ASSIGNMENT
Only the words of the entries are wanted, repeated exactly and without images.

───── EXERCISE INPUT ─────

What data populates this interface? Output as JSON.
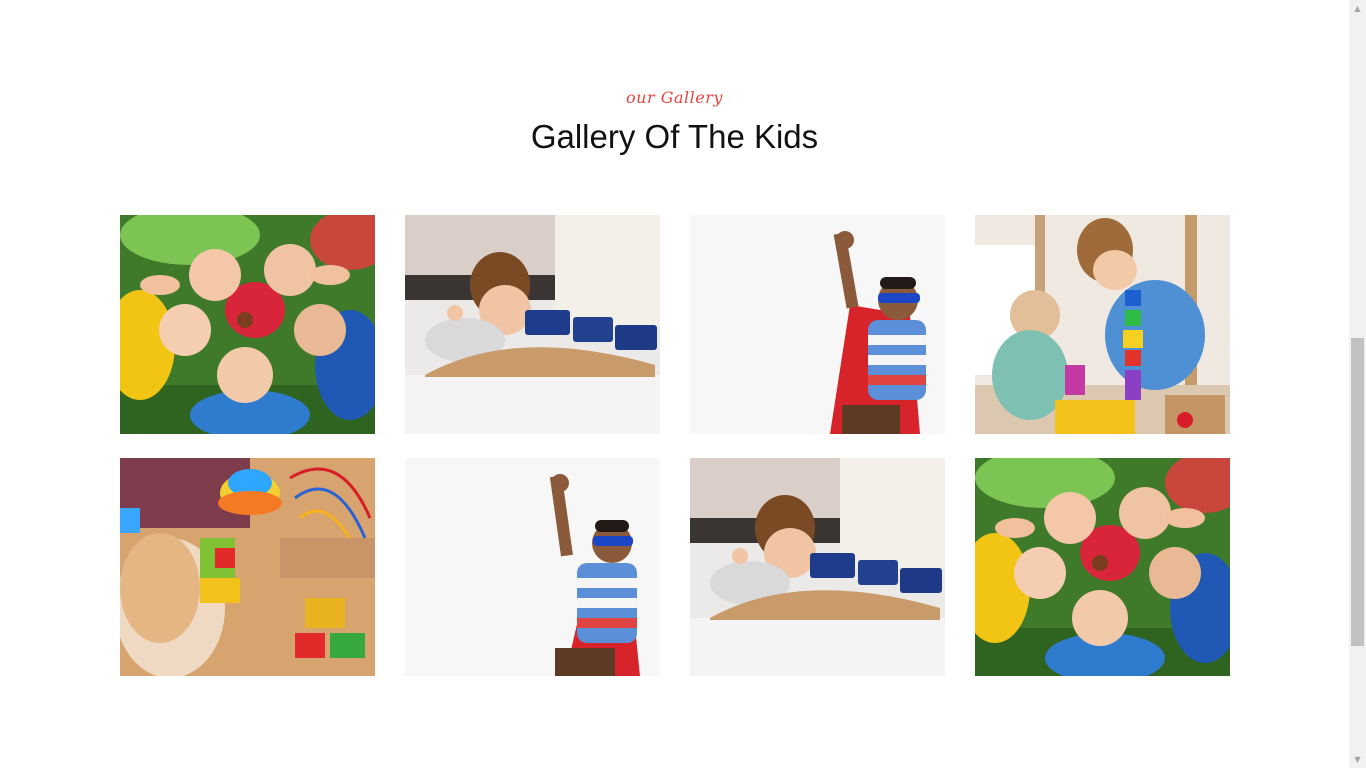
{
  "section": {
    "subtitle": "our Gallery",
    "title": "Gallery Of The Kids"
  },
  "gallery": {
    "images": [
      {
        "name": "kids-circle-photo",
        "subject": "children lying in a circle on grass making binocular hands"
      },
      {
        "name": "boy-train-photo",
        "subject": "boy playing with toy train on wooden bridge"
      },
      {
        "name": "superhero-kid-photo",
        "subject": "boy in superhero mask and cape raising fist"
      },
      {
        "name": "kids-blocks-photo",
        "subject": "two children stacking colorful toy blocks"
      },
      {
        "name": "girl-toys-photo",
        "subject": "girl playing with colorful building bricks and bead maze"
      },
      {
        "name": "superhero-kid-photo",
        "subject": "boy in superhero mask and cape raising fist"
      },
      {
        "name": "boy-train-photo",
        "subject": "boy playing with toy train on wooden bridge"
      },
      {
        "name": "kids-circle-photo",
        "subject": "children lying in a circle on grass making binocular hands"
      }
    ]
  },
  "colors": {
    "accent": "#e8433f",
    "title": "#111111",
    "background": "#ffffff"
  }
}
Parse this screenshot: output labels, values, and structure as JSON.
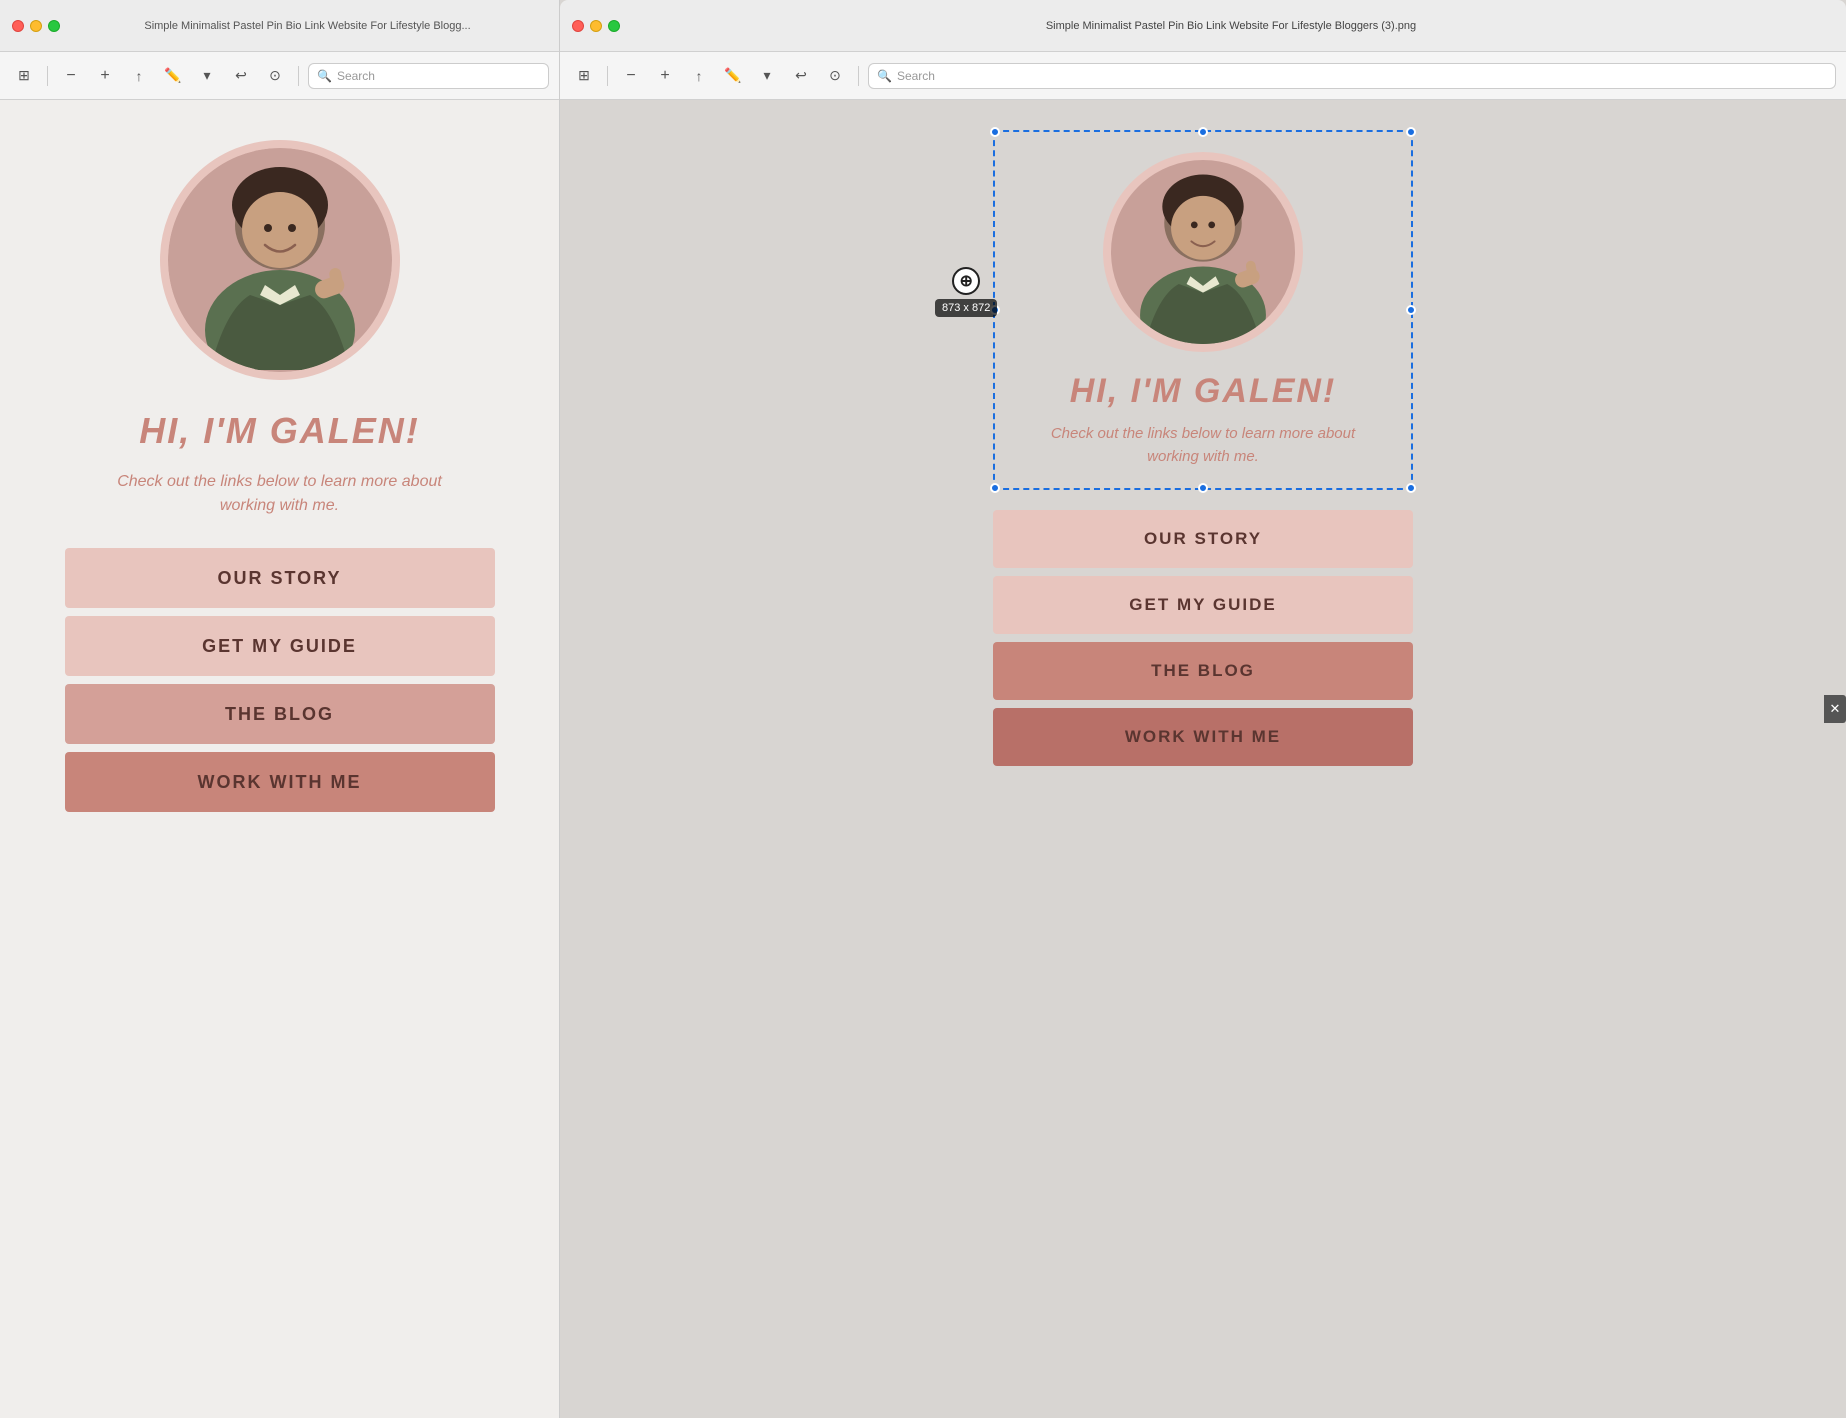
{
  "leftWindow": {
    "titleBar": {
      "title": "Simple Minimalist Pastel Pin Bio Link Website For Lifestyle Blogg..."
    },
    "toolbar": {
      "searchPlaceholder": "Search"
    },
    "content": {
      "heading": "HI, I'M GALEN!",
      "subtext": "Check out the links below to learn more about working with me.",
      "buttons": [
        {
          "label": "OUR STORY",
          "style": "light"
        },
        {
          "label": "GET MY GUIDE",
          "style": "light"
        },
        {
          "label": "THE BLOG",
          "style": "medium"
        },
        {
          "label": "WORK WITH ME",
          "style": "dark"
        }
      ]
    }
  },
  "rightWindow": {
    "titleBar": {
      "title": "Simple Minimalist Pastel Pin Bio Link Website For Lifestyle Bloggers (3).png"
    },
    "toolbar": {
      "searchPlaceholder": "Search"
    },
    "content": {
      "heading": "HI, I'M GALEN!",
      "subtext": "Check out the links below to learn more about working with me.",
      "sizeTooltip": "873 x 872",
      "buttons": [
        {
          "label": "OUR STORY",
          "style": "light"
        },
        {
          "label": "GET MY GUIDE",
          "style": "light"
        },
        {
          "label": "THE BLOG",
          "style": "medium"
        },
        {
          "label": "WORK WITH ME",
          "style": "dark"
        }
      ]
    }
  },
  "colors": {
    "btnLight": "#e8c5be",
    "btnMedium": "#d4a098",
    "btnDark": "#c8857a",
    "btnDarkest": "#b87068",
    "headingColor": "#c8857a",
    "subtextColor": "#c8857a",
    "selectionBlue": "#1a6ee0"
  }
}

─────

REPLY TO THE EXERCISE
What data populates this interface? Output as JSON.
{
  "section": {
    "subtitle": "our Gallery",
    "title": "Gallery Of The Kids"
  },
  "gallery": {
    "images": [
      {
        "name": "kids-circle-photo",
        "subject": "children lying in a circle on grass making binocular hands"
      },
      {
        "name": "boy-train-photo",
        "subject": "boy playing with toy train on wooden bridge"
      },
      {
        "name": "superhero-kid-photo",
        "subject": "boy in superhero mask and cape raising fist"
      },
      {
        "name": "kids-blocks-photo",
        "subject": "two children stacking colorful toy blocks"
      },
      {
        "name": "girl-toys-photo",
        "subject": "girl playing with colorful building bricks and bead maze"
      },
      {
        "name": "superhero-kid-photo",
        "subject": "boy in superhero mask and cape raising fist"
      },
      {
        "name": "boy-train-photo",
        "subject": "boy playing with toy train on wooden bridge"
      },
      {
        "name": "kids-circle-photo",
        "subject": "children lying in a circle on grass making binocular hands"
      }
    ]
  },
  "colors": {
    "accent": "#e8433f",
    "title": "#111111",
    "background": "#ffffff"
  }
}
Parse this screenshot: output labels, values, and structure as JSON.
{
  "leftWindow": {
    "titleBar": {
      "title": "Simple Minimalist Pastel Pin Bio Link Website For Lifestyle Blogg..."
    },
    "toolbar": {
      "searchPlaceholder": "Search"
    },
    "content": {
      "heading": "HI, I'M GALEN!",
      "subtext": "Check out the links below to learn more about working with me.",
      "buttons": [
        {
          "label": "OUR STORY",
          "style": "light"
        },
        {
          "label": "GET MY GUIDE",
          "style": "light"
        },
        {
          "label": "THE BLOG",
          "style": "medium"
        },
        {
          "label": "WORK WITH ME",
          "style": "dark"
        }
      ]
    }
  },
  "rightWindow": {
    "titleBar": {
      "title": "Simple Minimalist Pastel Pin Bio Link Website For Lifestyle Bloggers (3).png"
    },
    "toolbar": {
      "searchPlaceholder": "Search"
    },
    "content": {
      "heading": "HI, I'M GALEN!",
      "subtext": "Check out the links below to learn more about working with me.",
      "sizeTooltip": "873 x 872",
      "buttons": [
        {
          "label": "OUR STORY",
          "style": "light"
        },
        {
          "label": "GET MY GUIDE",
          "style": "light"
        },
        {
          "label": "THE BLOG",
          "style": "medium"
        },
        {
          "label": "WORK WITH ME",
          "style": "dark"
        }
      ]
    }
  },
  "colors": {
    "btnLight": "#e8c5be",
    "btnMedium": "#d4a098",
    "btnDark": "#c8857a",
    "btnDarkest": "#b87068",
    "headingColor": "#c8857a",
    "subtextColor": "#c8857a",
    "selectionBlue": "#1a6ee0"
  }
}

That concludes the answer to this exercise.